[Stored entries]
⁂
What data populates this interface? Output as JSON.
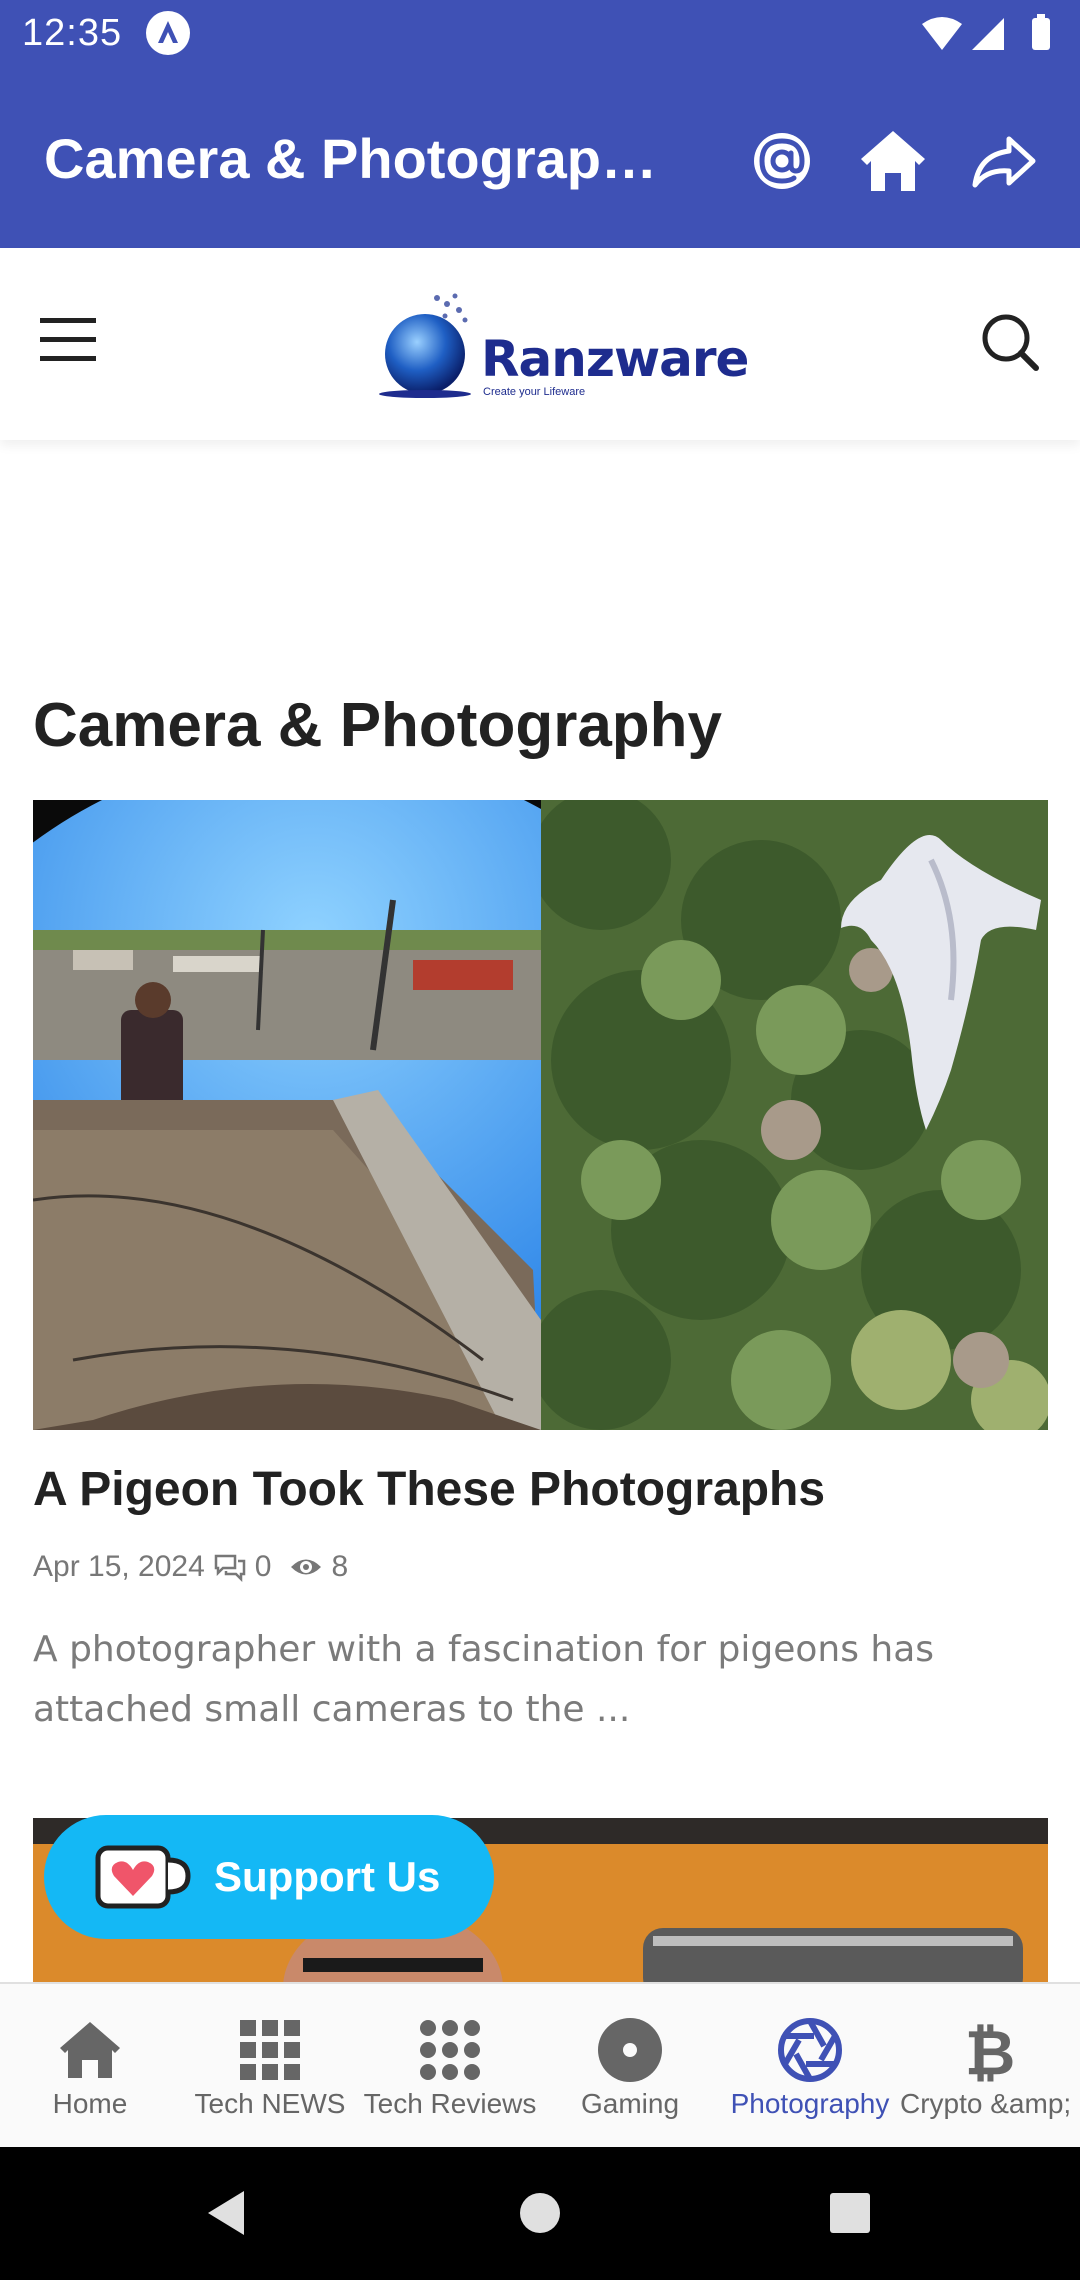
{
  "status_bar": {
    "time": "12:35"
  },
  "app_bar": {
    "title": "Camera & Photography..."
  },
  "site": {
    "logo_text": "Ranzware",
    "logo_tagline": "Create your Lifeware"
  },
  "page": {
    "heading": "Camera & Photography"
  },
  "article": {
    "title": "A Pigeon Took These Photographs",
    "date": "Apr 15, 2024",
    "comments": "0",
    "views": "8",
    "excerpt": "A photographer with a fascination for pigeons has attached small cameras to the ..."
  },
  "support": {
    "label": "Support Us"
  },
  "bottom_nav": {
    "items": [
      {
        "label": "Home",
        "icon": "home-icon"
      },
      {
        "label": "Tech NEWS",
        "icon": "grid-icon"
      },
      {
        "label": "Tech Reviews",
        "icon": "dots-grid-icon"
      },
      {
        "label": "Gaming",
        "icon": "disc-icon"
      },
      {
        "label": "Photography",
        "icon": "aperture-icon"
      },
      {
        "label": "Crypto &amp; Bitc",
        "icon": "bitcoin-icon"
      }
    ],
    "active_index": 4
  },
  "colors": {
    "primary": "#3f51b5",
    "support": "#14b8f5"
  }
}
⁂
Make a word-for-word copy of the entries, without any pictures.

What data populates this interface? Output as JSON.
{
  "status_bar": {
    "time": "12:35"
  },
  "app_bar": {
    "title": "Camera & Photography..."
  },
  "site": {
    "logo_text": "Ranzware",
    "logo_tagline": "Create your Lifeware"
  },
  "page": {
    "heading": "Camera & Photography"
  },
  "article": {
    "title": "A Pigeon Took These Photographs",
    "date": "Apr 15, 2024",
    "comments": "0",
    "views": "8",
    "excerpt": "A photographer with a fascination for pigeons has attached small cameras to the ..."
  },
  "support": {
    "label": "Support Us"
  },
  "bottom_nav": {
    "items": [
      {
        "label": "Home",
        "icon": "home-icon"
      },
      {
        "label": "Tech NEWS",
        "icon": "grid-icon"
      },
      {
        "label": "Tech Reviews",
        "icon": "dots-grid-icon"
      },
      {
        "label": "Gaming",
        "icon": "disc-icon"
      },
      {
        "label": "Photography",
        "icon": "aperture-icon"
      },
      {
        "label": "Crypto &amp; Bitc",
        "icon": "bitcoin-icon"
      }
    ],
    "active_index": 4
  },
  "colors": {
    "primary": "#3f51b5",
    "support": "#14b8f5"
  }
}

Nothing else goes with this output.